» TASK BRIEF
Which lines of the entries hold the string "text"? Copy each one.

(Page and application data records)
=== Begin Enclosure ===

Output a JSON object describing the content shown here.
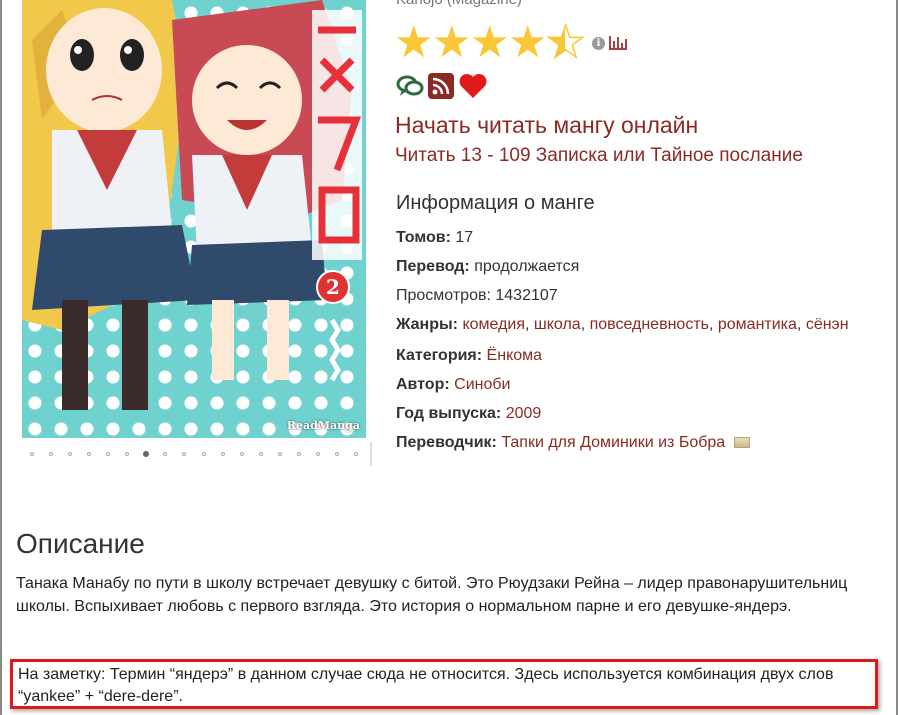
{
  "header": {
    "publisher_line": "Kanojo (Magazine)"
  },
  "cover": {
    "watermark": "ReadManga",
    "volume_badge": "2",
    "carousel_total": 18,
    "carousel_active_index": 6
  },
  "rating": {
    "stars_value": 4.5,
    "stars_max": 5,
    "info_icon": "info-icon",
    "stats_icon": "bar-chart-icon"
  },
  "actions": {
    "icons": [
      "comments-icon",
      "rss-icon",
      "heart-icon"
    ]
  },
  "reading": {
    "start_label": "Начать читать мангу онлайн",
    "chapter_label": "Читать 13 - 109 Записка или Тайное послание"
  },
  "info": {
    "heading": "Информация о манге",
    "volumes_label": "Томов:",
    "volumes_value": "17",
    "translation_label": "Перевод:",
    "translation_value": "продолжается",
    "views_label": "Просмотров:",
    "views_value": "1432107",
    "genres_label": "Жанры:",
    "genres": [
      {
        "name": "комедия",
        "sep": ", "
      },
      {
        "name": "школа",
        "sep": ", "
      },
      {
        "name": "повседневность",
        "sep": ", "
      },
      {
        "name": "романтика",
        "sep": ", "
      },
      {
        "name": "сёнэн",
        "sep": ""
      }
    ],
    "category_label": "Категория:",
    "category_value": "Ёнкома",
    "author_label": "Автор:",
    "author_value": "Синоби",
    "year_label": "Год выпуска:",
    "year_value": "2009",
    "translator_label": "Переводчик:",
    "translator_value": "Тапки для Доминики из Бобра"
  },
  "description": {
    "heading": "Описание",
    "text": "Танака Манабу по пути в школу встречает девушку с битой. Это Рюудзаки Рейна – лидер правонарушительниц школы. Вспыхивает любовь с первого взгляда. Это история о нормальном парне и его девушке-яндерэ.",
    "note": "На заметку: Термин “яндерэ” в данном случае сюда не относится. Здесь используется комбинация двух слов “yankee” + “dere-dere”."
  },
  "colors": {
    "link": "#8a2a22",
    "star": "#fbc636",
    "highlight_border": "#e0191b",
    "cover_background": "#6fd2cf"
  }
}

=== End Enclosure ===
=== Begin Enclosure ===

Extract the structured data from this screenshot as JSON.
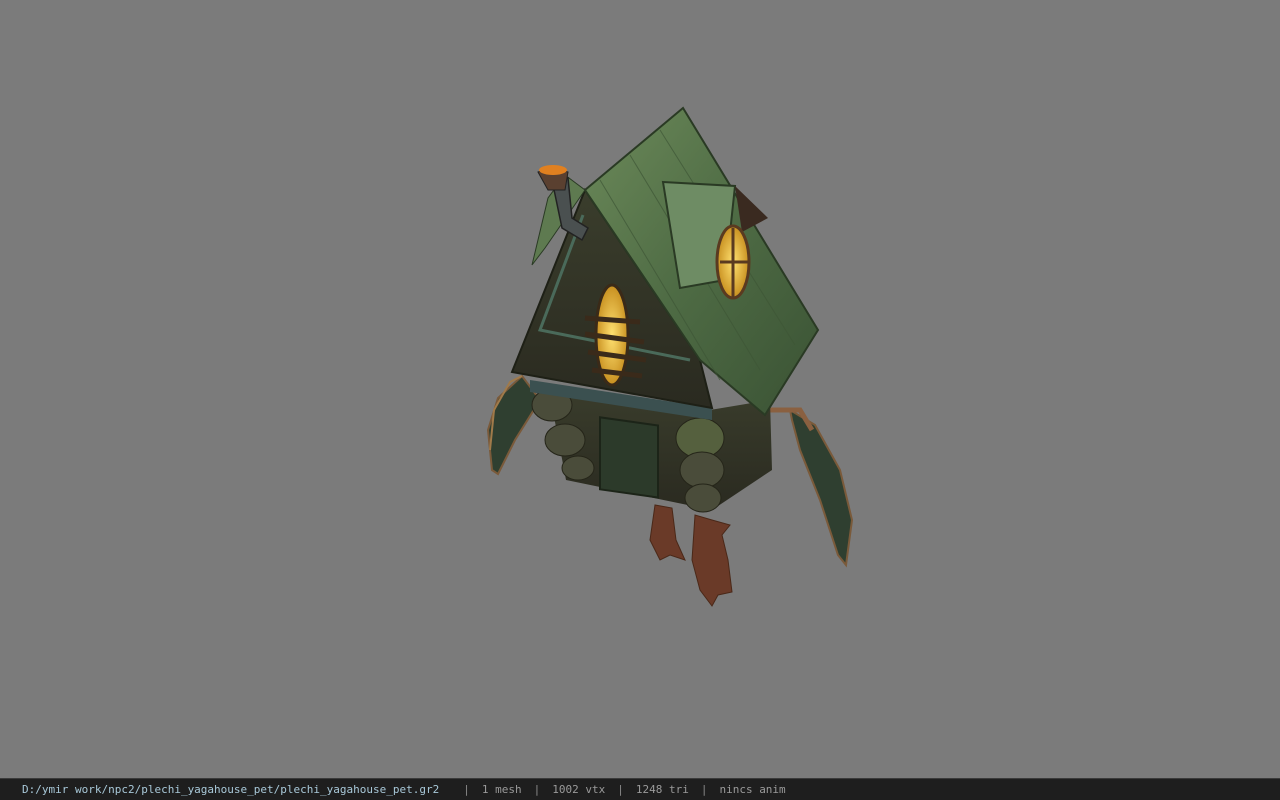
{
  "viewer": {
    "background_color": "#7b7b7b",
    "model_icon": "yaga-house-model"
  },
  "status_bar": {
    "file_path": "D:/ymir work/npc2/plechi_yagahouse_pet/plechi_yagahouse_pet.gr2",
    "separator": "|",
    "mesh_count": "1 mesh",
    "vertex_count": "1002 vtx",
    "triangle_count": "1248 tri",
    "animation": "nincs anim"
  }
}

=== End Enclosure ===
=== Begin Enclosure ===

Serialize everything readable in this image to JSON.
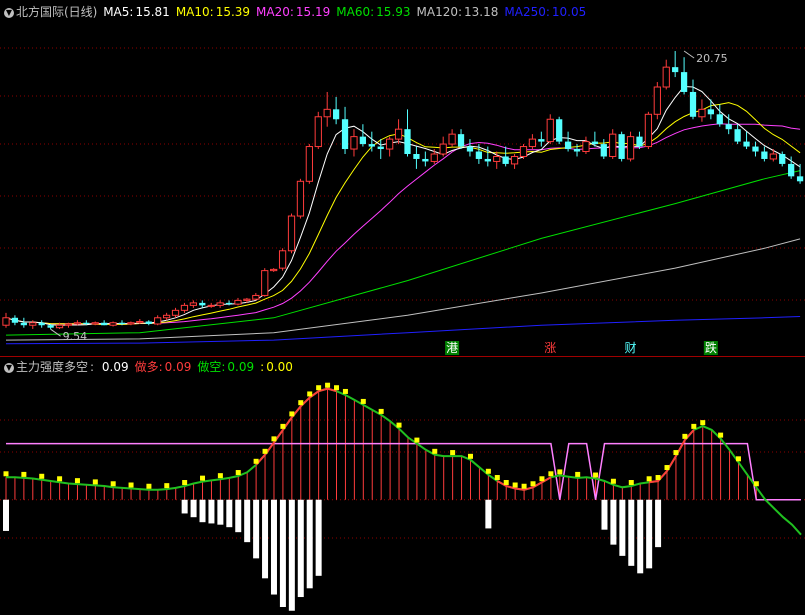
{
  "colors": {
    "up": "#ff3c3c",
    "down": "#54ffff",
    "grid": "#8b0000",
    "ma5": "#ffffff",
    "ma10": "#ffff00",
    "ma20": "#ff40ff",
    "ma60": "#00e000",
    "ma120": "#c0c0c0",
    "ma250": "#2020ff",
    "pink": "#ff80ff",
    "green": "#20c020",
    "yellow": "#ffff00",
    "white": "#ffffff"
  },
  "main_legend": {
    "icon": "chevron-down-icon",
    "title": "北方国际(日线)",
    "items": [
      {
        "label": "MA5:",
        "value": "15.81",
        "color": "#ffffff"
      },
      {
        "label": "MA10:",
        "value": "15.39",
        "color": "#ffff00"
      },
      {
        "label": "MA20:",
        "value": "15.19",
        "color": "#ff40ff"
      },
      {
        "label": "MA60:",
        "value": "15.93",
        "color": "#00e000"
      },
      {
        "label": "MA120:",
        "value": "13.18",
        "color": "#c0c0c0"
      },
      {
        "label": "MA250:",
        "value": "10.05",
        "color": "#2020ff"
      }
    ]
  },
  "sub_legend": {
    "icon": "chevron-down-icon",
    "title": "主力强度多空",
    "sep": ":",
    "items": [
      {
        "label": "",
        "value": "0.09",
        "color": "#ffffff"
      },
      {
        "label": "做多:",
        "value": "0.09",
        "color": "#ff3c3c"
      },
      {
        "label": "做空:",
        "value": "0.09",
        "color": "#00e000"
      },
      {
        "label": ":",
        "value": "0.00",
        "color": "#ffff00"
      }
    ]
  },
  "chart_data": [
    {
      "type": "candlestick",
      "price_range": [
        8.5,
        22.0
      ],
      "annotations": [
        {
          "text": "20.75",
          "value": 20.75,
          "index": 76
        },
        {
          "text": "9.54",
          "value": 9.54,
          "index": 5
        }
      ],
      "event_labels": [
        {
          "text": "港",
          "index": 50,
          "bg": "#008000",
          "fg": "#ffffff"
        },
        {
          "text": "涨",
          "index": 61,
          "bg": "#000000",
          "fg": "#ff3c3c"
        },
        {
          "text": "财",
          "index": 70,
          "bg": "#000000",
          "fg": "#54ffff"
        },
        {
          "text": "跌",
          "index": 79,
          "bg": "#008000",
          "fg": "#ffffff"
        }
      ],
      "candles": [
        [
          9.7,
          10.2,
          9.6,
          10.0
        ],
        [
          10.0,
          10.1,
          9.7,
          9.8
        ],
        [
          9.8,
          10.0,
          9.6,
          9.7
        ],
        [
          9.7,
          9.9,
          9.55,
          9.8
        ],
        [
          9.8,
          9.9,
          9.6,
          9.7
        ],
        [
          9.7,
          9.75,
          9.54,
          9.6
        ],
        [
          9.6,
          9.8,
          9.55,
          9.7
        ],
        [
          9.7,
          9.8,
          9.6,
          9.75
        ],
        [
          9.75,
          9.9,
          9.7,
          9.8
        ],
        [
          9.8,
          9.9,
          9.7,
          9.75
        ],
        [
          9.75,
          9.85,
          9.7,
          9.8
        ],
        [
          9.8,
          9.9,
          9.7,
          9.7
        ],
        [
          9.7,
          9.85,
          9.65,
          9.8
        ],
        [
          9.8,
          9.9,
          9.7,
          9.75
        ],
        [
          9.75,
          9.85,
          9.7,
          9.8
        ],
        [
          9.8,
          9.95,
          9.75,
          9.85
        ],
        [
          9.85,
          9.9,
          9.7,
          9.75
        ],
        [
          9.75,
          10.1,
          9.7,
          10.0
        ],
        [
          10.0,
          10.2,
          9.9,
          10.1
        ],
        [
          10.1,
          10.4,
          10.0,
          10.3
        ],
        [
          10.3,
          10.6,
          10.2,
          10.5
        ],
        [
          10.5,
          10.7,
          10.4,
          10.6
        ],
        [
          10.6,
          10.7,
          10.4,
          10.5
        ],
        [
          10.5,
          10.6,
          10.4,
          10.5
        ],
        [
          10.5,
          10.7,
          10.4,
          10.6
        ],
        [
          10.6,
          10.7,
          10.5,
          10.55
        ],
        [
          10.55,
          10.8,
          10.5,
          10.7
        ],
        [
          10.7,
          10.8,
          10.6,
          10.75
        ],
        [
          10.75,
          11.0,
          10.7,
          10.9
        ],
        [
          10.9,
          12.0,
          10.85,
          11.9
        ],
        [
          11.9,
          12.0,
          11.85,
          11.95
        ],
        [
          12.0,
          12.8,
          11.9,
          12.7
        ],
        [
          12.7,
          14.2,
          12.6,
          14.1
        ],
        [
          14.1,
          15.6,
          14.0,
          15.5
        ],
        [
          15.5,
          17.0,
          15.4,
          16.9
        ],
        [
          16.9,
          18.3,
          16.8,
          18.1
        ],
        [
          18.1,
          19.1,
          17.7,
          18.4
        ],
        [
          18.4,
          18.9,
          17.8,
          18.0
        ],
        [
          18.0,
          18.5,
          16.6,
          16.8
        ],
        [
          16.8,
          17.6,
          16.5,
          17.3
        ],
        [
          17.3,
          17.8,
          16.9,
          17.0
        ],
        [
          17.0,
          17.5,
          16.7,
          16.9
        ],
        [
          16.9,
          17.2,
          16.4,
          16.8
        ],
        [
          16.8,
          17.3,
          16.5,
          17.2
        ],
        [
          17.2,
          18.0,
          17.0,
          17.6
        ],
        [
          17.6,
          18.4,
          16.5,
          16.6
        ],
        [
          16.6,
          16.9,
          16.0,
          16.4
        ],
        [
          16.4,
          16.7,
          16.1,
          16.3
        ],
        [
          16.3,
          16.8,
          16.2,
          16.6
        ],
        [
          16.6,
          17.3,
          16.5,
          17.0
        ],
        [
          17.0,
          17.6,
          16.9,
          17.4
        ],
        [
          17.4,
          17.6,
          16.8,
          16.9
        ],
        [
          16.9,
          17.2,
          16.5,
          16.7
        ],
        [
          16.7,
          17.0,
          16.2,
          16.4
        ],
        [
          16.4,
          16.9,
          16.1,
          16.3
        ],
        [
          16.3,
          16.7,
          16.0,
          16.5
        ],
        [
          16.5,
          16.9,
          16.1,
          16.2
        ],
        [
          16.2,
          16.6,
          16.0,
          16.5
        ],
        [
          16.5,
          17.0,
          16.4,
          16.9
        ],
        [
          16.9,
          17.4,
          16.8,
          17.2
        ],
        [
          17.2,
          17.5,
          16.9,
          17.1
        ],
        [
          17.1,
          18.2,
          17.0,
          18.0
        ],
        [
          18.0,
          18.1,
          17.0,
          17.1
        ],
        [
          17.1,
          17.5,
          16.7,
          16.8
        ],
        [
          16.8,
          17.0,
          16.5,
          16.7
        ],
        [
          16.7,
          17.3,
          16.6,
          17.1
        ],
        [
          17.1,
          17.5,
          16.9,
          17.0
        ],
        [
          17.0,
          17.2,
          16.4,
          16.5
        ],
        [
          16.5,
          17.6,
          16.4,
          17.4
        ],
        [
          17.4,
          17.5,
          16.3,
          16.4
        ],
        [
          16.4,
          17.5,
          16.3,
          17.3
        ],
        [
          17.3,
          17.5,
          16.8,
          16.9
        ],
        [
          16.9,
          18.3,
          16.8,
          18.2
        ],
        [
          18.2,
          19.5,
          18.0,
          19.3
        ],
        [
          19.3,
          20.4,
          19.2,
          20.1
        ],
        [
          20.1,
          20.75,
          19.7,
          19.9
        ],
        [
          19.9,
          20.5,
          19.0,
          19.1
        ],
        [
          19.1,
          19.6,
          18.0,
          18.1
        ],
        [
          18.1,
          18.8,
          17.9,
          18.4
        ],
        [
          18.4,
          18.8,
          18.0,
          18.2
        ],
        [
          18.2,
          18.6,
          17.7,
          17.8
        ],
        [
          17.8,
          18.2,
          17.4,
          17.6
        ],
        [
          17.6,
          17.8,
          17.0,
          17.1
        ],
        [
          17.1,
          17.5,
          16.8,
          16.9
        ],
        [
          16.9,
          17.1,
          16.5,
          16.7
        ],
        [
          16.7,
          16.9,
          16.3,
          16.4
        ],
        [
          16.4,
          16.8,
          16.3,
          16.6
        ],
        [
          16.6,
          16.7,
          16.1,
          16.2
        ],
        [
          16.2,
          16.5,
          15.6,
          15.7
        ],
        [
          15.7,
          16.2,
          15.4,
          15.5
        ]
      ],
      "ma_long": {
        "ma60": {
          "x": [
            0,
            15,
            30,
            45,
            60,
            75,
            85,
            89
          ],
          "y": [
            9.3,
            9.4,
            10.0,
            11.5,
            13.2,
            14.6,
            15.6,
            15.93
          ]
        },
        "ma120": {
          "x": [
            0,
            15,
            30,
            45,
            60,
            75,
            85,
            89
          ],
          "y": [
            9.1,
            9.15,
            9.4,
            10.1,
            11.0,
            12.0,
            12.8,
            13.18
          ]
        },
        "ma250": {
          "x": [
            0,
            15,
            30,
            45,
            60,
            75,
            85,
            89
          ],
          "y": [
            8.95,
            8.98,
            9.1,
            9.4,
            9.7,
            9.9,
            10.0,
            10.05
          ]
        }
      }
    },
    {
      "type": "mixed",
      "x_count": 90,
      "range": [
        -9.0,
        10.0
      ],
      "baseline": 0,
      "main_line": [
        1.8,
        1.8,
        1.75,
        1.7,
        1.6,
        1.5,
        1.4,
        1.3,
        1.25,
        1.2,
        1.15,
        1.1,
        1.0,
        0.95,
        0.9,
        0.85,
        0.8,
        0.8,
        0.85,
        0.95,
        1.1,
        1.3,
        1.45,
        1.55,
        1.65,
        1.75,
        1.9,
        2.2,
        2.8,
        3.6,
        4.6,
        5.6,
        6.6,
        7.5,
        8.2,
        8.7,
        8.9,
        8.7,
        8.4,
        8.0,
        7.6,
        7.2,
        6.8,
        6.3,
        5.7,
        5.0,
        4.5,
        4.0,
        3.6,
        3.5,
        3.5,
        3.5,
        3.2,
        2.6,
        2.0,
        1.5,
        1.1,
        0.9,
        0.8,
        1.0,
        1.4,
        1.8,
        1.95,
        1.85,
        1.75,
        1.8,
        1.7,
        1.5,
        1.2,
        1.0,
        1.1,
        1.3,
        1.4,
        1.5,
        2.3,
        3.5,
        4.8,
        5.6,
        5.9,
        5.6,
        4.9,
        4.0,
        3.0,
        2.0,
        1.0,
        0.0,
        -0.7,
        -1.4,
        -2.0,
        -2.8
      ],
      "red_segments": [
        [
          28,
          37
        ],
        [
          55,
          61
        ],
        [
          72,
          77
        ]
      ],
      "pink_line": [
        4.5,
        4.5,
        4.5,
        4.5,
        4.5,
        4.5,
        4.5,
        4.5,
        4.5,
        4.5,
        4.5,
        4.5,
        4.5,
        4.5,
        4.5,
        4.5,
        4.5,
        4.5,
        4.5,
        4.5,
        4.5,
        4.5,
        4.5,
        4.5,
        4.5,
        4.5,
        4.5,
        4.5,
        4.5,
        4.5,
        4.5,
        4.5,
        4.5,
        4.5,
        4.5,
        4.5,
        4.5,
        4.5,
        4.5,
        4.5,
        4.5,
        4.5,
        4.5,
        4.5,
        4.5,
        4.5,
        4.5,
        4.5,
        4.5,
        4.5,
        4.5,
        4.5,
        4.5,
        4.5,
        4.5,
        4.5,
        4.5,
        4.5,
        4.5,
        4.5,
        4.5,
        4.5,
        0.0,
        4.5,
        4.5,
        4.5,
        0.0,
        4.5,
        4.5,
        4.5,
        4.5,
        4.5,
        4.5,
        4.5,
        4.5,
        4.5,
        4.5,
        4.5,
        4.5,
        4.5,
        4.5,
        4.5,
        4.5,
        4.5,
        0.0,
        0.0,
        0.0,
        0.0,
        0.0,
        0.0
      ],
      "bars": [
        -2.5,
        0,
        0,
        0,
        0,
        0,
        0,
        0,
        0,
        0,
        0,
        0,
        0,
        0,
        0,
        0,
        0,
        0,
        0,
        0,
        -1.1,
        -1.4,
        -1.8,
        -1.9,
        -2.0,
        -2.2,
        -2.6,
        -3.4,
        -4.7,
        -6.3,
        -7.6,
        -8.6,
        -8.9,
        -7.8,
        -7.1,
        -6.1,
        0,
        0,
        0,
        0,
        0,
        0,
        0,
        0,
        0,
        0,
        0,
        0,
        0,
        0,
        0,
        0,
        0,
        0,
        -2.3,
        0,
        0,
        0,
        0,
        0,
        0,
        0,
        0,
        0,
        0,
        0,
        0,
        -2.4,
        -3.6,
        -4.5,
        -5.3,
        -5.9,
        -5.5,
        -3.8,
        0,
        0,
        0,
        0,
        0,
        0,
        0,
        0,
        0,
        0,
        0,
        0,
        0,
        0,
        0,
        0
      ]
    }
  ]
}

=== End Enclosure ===

» RESPONSE
    "text": "Танака Манабу по пути в школу встречает девушку с битой. Это Рюудзаки Рейна – лидер правонарушительниц школы. Вспыхивает любовь с первого взгляда. Это история о нормальном парне и его девушке-яндерэ.",
          "text": "20.75",
          "text": "9.54",
          "text": "港",
          "text": "涨",
          "text": "财",
          "text": "跌",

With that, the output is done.